● PROBLEM: Report every line of the material that contains the string "JSON".
***** GIVEN DATA
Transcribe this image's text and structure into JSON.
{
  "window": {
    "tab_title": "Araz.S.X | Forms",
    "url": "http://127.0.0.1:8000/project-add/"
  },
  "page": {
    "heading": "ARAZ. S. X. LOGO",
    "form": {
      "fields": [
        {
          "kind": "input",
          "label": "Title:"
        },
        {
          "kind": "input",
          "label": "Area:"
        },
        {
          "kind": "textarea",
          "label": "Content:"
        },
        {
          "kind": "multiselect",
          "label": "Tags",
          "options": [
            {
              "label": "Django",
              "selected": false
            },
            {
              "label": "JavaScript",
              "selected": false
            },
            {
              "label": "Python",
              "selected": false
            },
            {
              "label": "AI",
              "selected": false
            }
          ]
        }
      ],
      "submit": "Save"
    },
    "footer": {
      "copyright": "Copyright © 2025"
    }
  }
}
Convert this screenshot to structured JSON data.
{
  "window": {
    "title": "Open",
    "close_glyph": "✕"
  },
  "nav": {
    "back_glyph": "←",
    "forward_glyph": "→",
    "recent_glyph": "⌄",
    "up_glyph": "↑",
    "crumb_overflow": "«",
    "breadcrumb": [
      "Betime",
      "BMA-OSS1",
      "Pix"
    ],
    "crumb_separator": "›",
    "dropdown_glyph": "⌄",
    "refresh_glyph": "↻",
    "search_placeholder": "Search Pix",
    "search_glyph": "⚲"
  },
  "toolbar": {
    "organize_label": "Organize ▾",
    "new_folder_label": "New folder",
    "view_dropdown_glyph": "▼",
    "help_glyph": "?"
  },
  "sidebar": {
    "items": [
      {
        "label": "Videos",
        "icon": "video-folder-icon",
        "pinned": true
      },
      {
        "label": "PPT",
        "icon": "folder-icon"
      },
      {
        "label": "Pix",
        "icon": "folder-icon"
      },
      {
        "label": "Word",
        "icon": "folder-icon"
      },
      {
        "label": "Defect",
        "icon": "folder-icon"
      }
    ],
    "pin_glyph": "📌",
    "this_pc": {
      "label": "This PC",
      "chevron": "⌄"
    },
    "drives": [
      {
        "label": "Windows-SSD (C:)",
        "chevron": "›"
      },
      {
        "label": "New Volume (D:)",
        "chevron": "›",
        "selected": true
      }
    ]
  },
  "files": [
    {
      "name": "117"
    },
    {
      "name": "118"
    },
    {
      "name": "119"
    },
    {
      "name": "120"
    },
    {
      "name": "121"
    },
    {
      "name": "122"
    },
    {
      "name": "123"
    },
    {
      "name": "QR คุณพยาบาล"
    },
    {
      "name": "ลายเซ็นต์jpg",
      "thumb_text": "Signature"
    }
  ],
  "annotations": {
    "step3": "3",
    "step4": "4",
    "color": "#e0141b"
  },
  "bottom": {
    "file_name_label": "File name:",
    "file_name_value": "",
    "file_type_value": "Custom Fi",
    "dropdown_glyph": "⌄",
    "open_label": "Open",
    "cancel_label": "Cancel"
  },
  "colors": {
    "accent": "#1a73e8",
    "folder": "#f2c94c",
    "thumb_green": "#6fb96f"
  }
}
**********
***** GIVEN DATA
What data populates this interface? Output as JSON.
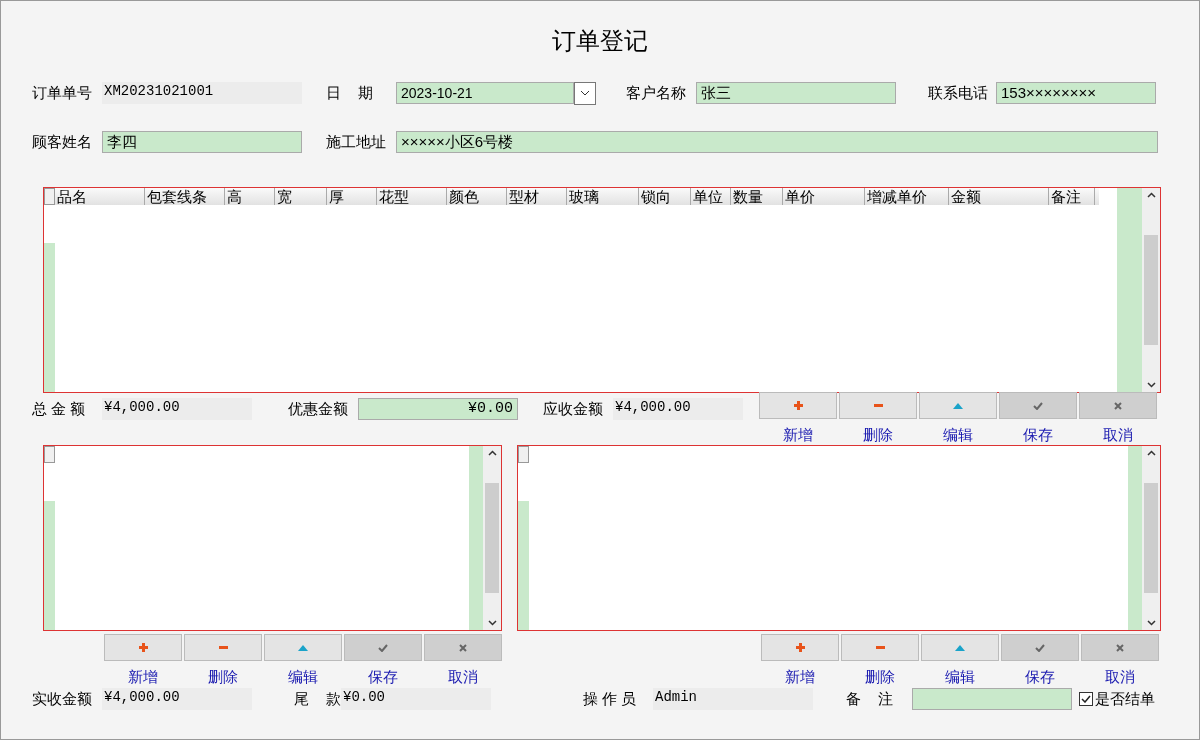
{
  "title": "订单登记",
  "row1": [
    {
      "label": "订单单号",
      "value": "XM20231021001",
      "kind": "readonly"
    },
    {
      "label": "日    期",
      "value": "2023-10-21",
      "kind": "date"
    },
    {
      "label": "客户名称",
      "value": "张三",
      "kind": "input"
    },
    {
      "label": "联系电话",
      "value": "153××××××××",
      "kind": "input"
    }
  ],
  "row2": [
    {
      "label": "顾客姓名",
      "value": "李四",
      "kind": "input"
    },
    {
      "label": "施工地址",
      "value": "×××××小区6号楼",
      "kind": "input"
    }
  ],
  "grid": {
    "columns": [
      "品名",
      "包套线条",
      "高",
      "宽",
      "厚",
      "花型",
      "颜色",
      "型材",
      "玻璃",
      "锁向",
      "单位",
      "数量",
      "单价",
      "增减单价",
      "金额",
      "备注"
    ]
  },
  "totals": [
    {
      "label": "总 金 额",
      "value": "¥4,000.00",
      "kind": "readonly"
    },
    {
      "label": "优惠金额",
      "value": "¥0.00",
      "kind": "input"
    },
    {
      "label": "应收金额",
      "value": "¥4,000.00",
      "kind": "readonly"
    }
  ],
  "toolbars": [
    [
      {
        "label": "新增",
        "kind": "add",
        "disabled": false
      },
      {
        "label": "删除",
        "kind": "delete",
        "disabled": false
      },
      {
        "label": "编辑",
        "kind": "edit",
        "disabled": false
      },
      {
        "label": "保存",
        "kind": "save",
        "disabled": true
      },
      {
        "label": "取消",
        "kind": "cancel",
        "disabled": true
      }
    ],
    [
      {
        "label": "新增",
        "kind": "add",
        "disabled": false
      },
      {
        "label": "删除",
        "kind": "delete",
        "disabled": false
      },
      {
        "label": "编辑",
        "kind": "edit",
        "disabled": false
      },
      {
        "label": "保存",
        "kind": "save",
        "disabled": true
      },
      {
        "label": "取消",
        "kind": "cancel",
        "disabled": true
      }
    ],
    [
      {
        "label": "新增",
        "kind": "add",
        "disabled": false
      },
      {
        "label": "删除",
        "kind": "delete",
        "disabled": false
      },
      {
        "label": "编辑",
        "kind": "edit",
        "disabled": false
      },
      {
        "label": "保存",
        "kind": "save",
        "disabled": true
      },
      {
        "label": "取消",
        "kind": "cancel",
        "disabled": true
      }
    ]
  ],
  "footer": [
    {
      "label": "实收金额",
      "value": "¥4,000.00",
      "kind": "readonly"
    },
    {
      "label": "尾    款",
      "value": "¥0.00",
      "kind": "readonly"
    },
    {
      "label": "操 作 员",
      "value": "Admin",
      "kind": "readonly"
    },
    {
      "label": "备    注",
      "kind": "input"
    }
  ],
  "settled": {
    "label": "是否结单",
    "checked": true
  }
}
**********
● RESULT BELOW:
Transcribe this image's text and structure into JSON.
Convert this screenshot to structured JSON data.
What data populates this interface? Output as JSON.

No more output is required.